%%
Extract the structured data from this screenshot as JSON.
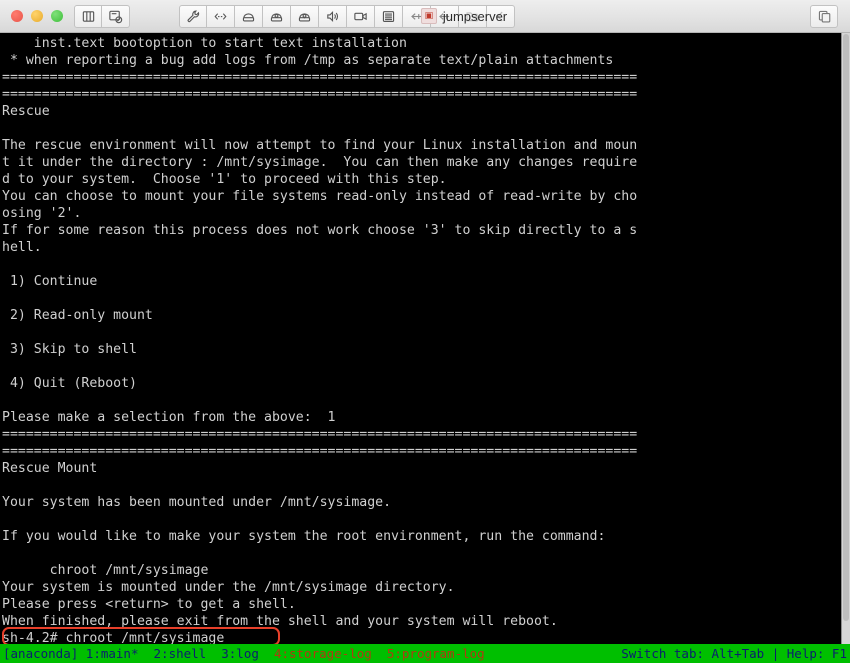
{
  "window": {
    "title": "jumpserver",
    "favicon_glyph": "▣",
    "traffic_lights": [
      "close",
      "minimize",
      "maximize"
    ],
    "toolbar_left": [
      {
        "name": "split-pane-icon",
        "tooltip": "Split Pane"
      },
      {
        "name": "screenshot-icon",
        "tooltip": "Screenshot"
      }
    ],
    "toolbar_mid": [
      {
        "name": "wrench-icon",
        "tooltip": "Tools"
      },
      {
        "name": "code-brackets-icon",
        "tooltip": "Send Command"
      },
      {
        "name": "server-icon",
        "tooltip": "Server"
      },
      {
        "name": "lock-server-icon",
        "tooltip": "Secure Server"
      },
      {
        "name": "key-server-icon",
        "tooltip": "Key Auth"
      },
      {
        "name": "speaker-icon",
        "tooltip": "Sound"
      },
      {
        "name": "video-camera-icon",
        "tooltip": "Record"
      },
      {
        "name": "stack-icon",
        "tooltip": "Layers"
      },
      {
        "name": "transfer-left-icon",
        "tooltip": "Download"
      },
      {
        "name": "transfer-left-2-icon",
        "tooltip": "Upload"
      },
      {
        "name": "folder-sync-icon",
        "tooltip": "Sync Folder"
      },
      {
        "name": "chevron-left-icon",
        "tooltip": "Back"
      }
    ],
    "toolbar_right": [
      {
        "name": "duplicate-window-icon",
        "tooltip": "Duplicate"
      }
    ]
  },
  "terminal": {
    "lines": [
      "    inst.text bootoption to start text installation",
      " * when reporting a bug add logs from /tmp as separate text/plain attachments",
      "================================================================================",
      "================================================================================",
      "Rescue",
      "",
      "The rescue environment will now attempt to find your Linux installation and moun",
      "t it under the directory : /mnt/sysimage.  You can then make any changes require",
      "d to your system.  Choose '1' to proceed with this step.",
      "You can choose to mount your file systems read-only instead of read-write by cho",
      "osing '2'.",
      "If for some reason this process does not work choose '3' to skip directly to a s",
      "hell.",
      "",
      " 1) Continue",
      "",
      " 2) Read-only mount",
      "",
      " 3) Skip to shell",
      "",
      " 4) Quit (Reboot)",
      "",
      "Please make a selection from the above:  1",
      "================================================================================",
      "================================================================================",
      "Rescue Mount",
      "",
      "Your system has been mounted under /mnt/sysimage.",
      "",
      "If you would like to make your system the root environment, run the command:",
      "",
      "      chroot /mnt/sysimage",
      "Your system is mounted under the /mnt/sysimage directory.",
      "Please press <return> to get a shell.",
      "When finished, please exit from the shell and your system will reboot.",
      "sh-4.2# chroot /mnt/sysimage"
    ],
    "highlighted_command": "sh-4.2# chroot /mnt/sysimage",
    "highlight_color": "#e8402a",
    "foreground_color": "#d0d0d0",
    "background_color": "#000000"
  },
  "status_bar": {
    "background_color": "#00bf00",
    "text_color": "#0a1f6e",
    "alert_color": "#b03a10",
    "program": "[anaconda]",
    "tabs": [
      {
        "label": "1:main*",
        "state": "active"
      },
      {
        "label": "2:shell",
        "state": "normal"
      },
      {
        "label": "3:log",
        "state": "normal"
      },
      {
        "label": "4:storage-log",
        "state": "alert"
      },
      {
        "label": "5:program-log",
        "state": "alert"
      }
    ],
    "hints": "Switch tab: Alt+Tab | Help: F1"
  }
}
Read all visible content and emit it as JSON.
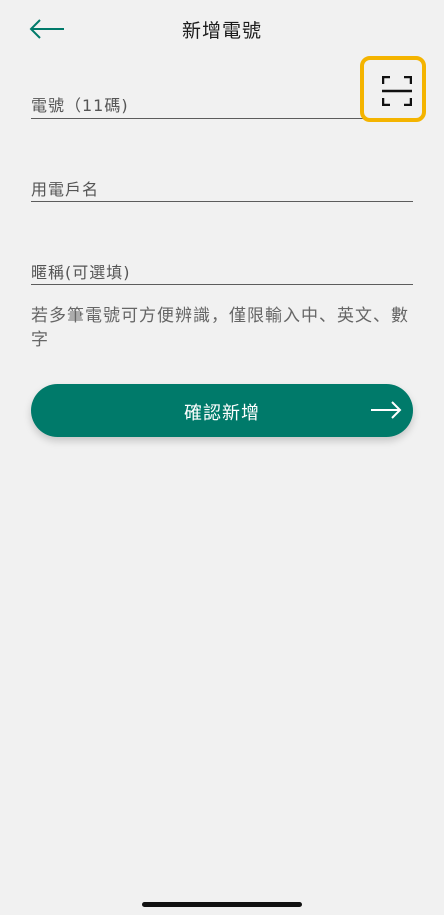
{
  "header": {
    "title": "新增電號",
    "back_icon": "arrow-left-icon"
  },
  "form": {
    "phone_label": "電號（11碼)",
    "name_label": "用電戶名",
    "nickname_label": "暱稱(可選填)",
    "scan_icon": "scan-icon",
    "hint": "若多筆電號可方便辨識，僅限輸入中、英文、數字"
  },
  "actions": {
    "confirm_label": "確認新增",
    "confirm_icon": "arrow-right-icon"
  },
  "colors": {
    "accent": "#007a6a",
    "highlight": "#f4b400",
    "background": "#f1f1f1"
  }
}
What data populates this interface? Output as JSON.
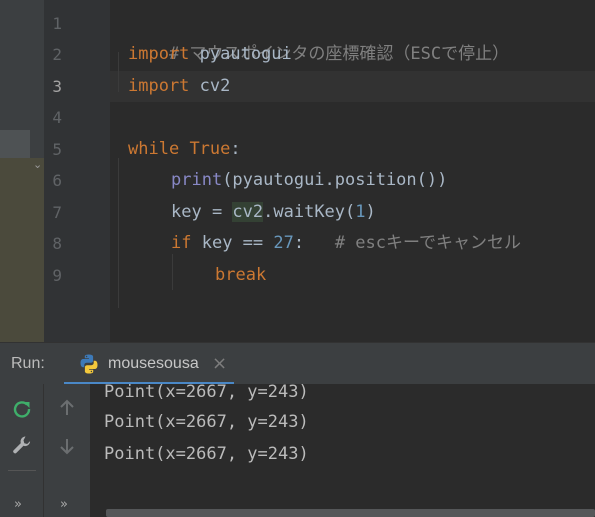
{
  "editor": {
    "line_numbers": [
      "1",
      "2",
      "3",
      "4",
      "5",
      "6",
      "7",
      "8",
      "9"
    ],
    "active_line": "3",
    "lines": [
      {
        "comment": "# マウスポインタの座標確認（ESCで停止）"
      },
      {
        "kw": "import",
        "rest": " pyautogui"
      },
      {
        "kw": "import",
        "rest": " cv2"
      },
      {},
      {
        "kw": "while",
        "kw2": "True",
        "colon": ":"
      },
      {
        "fn": "print",
        "rest": "(pyautogui.position())"
      },
      {
        "a": "key = ",
        "hl": "cv2",
        "b": ".waitKey(",
        "num": "1",
        "c": ")"
      },
      {
        "kw": "if",
        "a": " key == ",
        "num": "27",
        "c": ":   ",
        "comment": "# escキーでキャンセル"
      },
      {
        "kw": "break"
      }
    ]
  },
  "run_panel": {
    "label": "Run:",
    "tab_name": "mousesousa",
    "close_glyph": "×",
    "output": [
      "Point(x=2667, y=243)",
      "Point(x=2667, y=243)",
      "Point(x=2667, y=243)"
    ],
    "icons": {
      "rerun": "rerun-icon",
      "settings": "wrench-icon",
      "up": "arrow-up-icon",
      "down": "arrow-down-icon",
      "more": "»"
    }
  },
  "colors": {
    "background": "#2b2b2b",
    "keyword": "#cc7832",
    "builtin": "#8888c6",
    "number": "#6897bb",
    "comment": "#808080",
    "tab_underline": "#4a88c7"
  }
}
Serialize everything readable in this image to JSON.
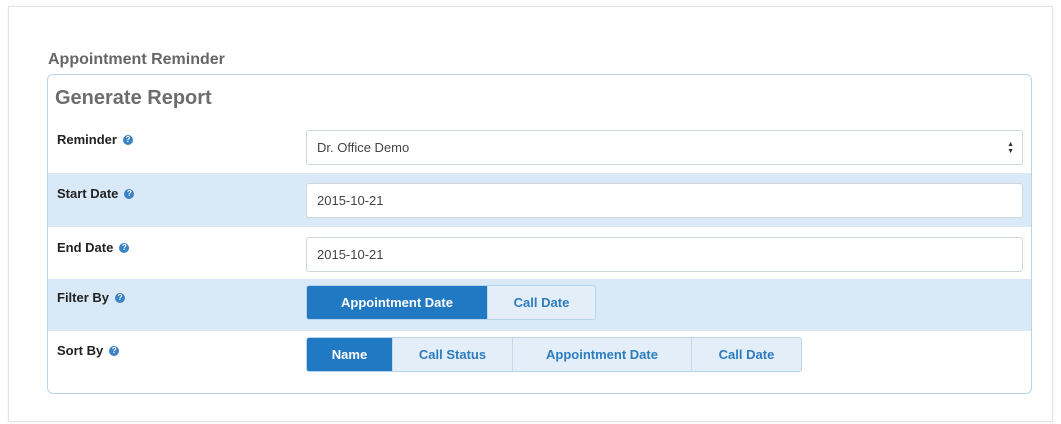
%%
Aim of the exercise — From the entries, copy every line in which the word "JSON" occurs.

Completed exercise —
Extract the structured data from this screenshot as JSON.
Read all visible content and emit it as JSON.
What data populates this interface? Output as JSON.
Serialize everything readable in this image to JSON.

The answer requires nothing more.